** Your assignment **
In the entries below, work out how many lines include "random", and write only that number.

(Records from a dataset)
BEGIN

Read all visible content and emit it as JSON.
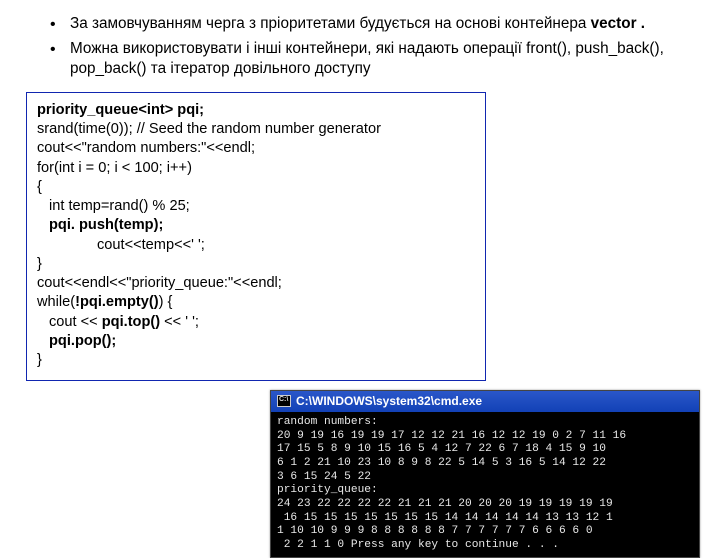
{
  "bullets": [
    {
      "pre": "За замовчуванням черга з пріоритетами будується на основі контейнера ",
      "bold": "vector .",
      "post": ""
    },
    {
      "pre": "Можна використовувати і інші контейнери, які надають операції front(), push_back(), pop_back()  та ітератор довільного доступу",
      "bold": "",
      "post": ""
    }
  ],
  "code": {
    "l01_b": "priority_queue<int> pqi;",
    "l02": "srand(time(0)); // Seed the random number generator",
    "l03": "cout<<\"random numbers:\"<<endl;",
    "l04": "for(int i = 0; i < 100; i++)",
    "l05": "{",
    "l06": "int temp=rand() % 25;",
    "l07_b": "pqi. push(temp);",
    "l08": "cout<<temp<<' ';",
    "l09": "}",
    "l10": "cout<<endl<<\"priority_queue:\"<<endl;",
    "l11a": "while(",
    "l11b_b": "!pqi.empty()",
    "l11c": ") {",
    "l12a": "cout << ",
    "l12b_b": "pqi.top()",
    "l12c": " << ' ';",
    "l13_b": "pqi.pop();",
    "l14": "}"
  },
  "terminal": {
    "title": "C:\\WINDOWS\\system32\\cmd.exe",
    "lines": [
      "random numbers:",
      "20 9 19 16 19 19 17 12 12 21 16 12 12 19 0 2 7 11 16",
      "17 15 5 8 9 10 15 16 5 4 12 7 22 6 7 18 4 15 9 10",
      "6 1 2 21 10 23 10 8 9 8 22 5 14 5 3 16 5 14 12 22",
      "3 6 15 24 5 22",
      "priority_queue:",
      "24 23 22 22 22 22 21 21 21 20 20 20 19 19 19 19 19",
      " 16 15 15 15 15 15 15 15 14 14 14 14 14 13 13 12 1",
      "1 10 10 9 9 9 8 8 8 8 8 8 7 7 7 7 7 7 6 6 6 6 0",
      " 2 2 1 1 0 Press any key to continue . . ."
    ]
  }
}
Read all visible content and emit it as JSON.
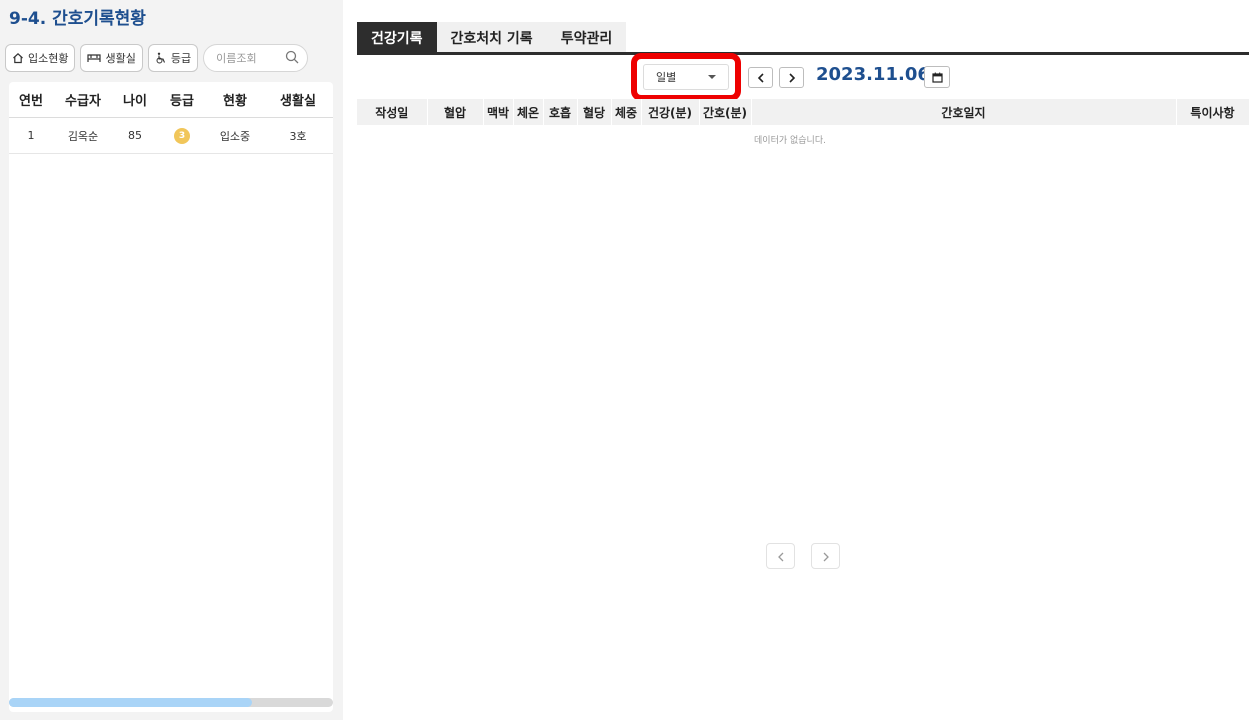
{
  "left": {
    "title": "9-4. 간호기록현황",
    "filters": {
      "admission": "입소현황",
      "room": "생활실",
      "grade": "등급"
    },
    "search": {
      "placeholder": "이름조회"
    },
    "columns": [
      "연번",
      "수급자",
      "나이",
      "등급",
      "현황",
      "생활실"
    ],
    "rows": [
      {
        "no": "1",
        "name": "김옥순",
        "age": "85",
        "grade": "3",
        "status": "입소중",
        "room": "3호"
      }
    ],
    "scroll_fraction": 0.75
  },
  "right": {
    "tabs": [
      "건강기록",
      "간호처치 기록",
      "투약관리"
    ],
    "active_tab": 0,
    "period": "일별",
    "date": "2023.11.06",
    "columns": [
      "작성일",
      "혈압",
      "맥박",
      "체온",
      "호흡",
      "혈당",
      "체중",
      "건강(분)",
      "간호(분)",
      "간호일지",
      "특이사항"
    ],
    "empty_message": "데이터가 없습니다."
  },
  "colors": {
    "title": "#1e4f8f",
    "active_tab": "#2d2d2d",
    "highlight": "#ee0000",
    "grade_badge": "#f1c65a",
    "scroll_thumb": "#a9d4f7"
  }
}
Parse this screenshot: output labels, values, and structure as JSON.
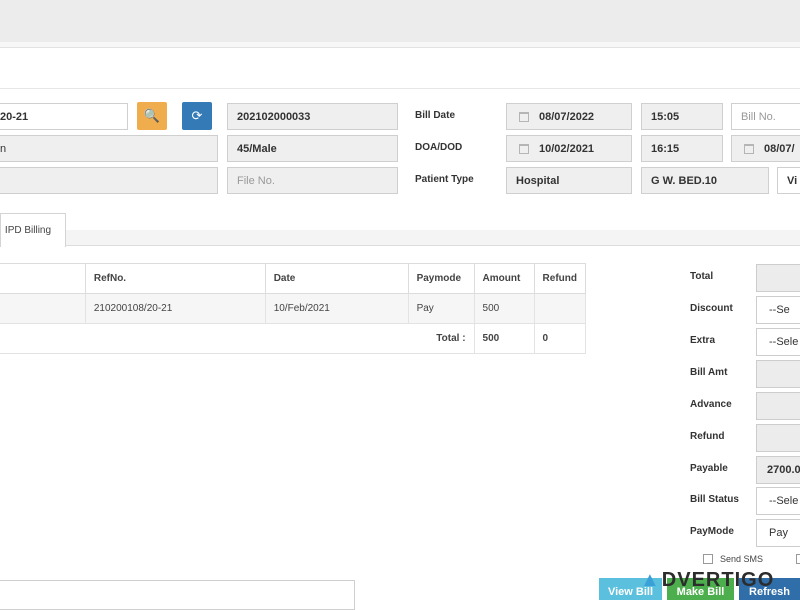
{
  "header": {
    "uhid": "20-21",
    "ip_number": "202102000033",
    "name_partial": "n",
    "age_sex": "45/Male",
    "file_no_placeholder": "File No.",
    "bill_date_label": "Bill Date",
    "bill_date": "08/07/2022",
    "bill_time": "15:05",
    "bill_no_placeholder": "Bill No.",
    "doa_dod_label": "DOA/DOD",
    "doa_date": "10/02/2021",
    "doa_time": "16:15",
    "dod_date": "08/07/",
    "patient_type_label": "Patient Type",
    "patient_type": "Hospital",
    "bed": "G W. BED.10",
    "extra_partial": "Vi"
  },
  "tabs": [
    {
      "label": "IPD Billing"
    }
  ],
  "payments": {
    "columns": [
      "RefNo.",
      "Date",
      "Paymode",
      "Amount",
      "Refund"
    ],
    "rows": [
      {
        "refno": "210200108/20-21",
        "date": "10/Feb/2021",
        "paymode": "Pay",
        "amount": "500",
        "refund": ""
      }
    ],
    "total_label": "Total :",
    "total_amount": "500",
    "total_refund": "0"
  },
  "summary": {
    "total_label": "Total",
    "discount_label": "Discount",
    "discount_value": "--Se",
    "extra_label": "Extra",
    "extra_value": "--Sele",
    "bill_amt_label": "Bill Amt",
    "advance_label": "Advance",
    "refund_label": "Refund",
    "payable_label": "Payable",
    "payable_value": "2700.0",
    "bill_status_label": "Bill Status",
    "bill_status_value": "--Sele",
    "paymode_label": "PayMode",
    "paymode_value": "Pay",
    "send_sms_label": "Send SMS"
  },
  "actions": {
    "view_bill": "View Bill",
    "make_bill": "Make Bill",
    "refresh": "Refresh"
  },
  "watermark": "DVERTIGO",
  "colors": {
    "search_btn": "#f0ad4e",
    "refresh_btn": "#337ab7",
    "view_bill": "#5bc0de",
    "make_bill": "#4cae4c",
    "refresh_action": "#2f6ea8"
  }
}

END

** Response to the exercise **
3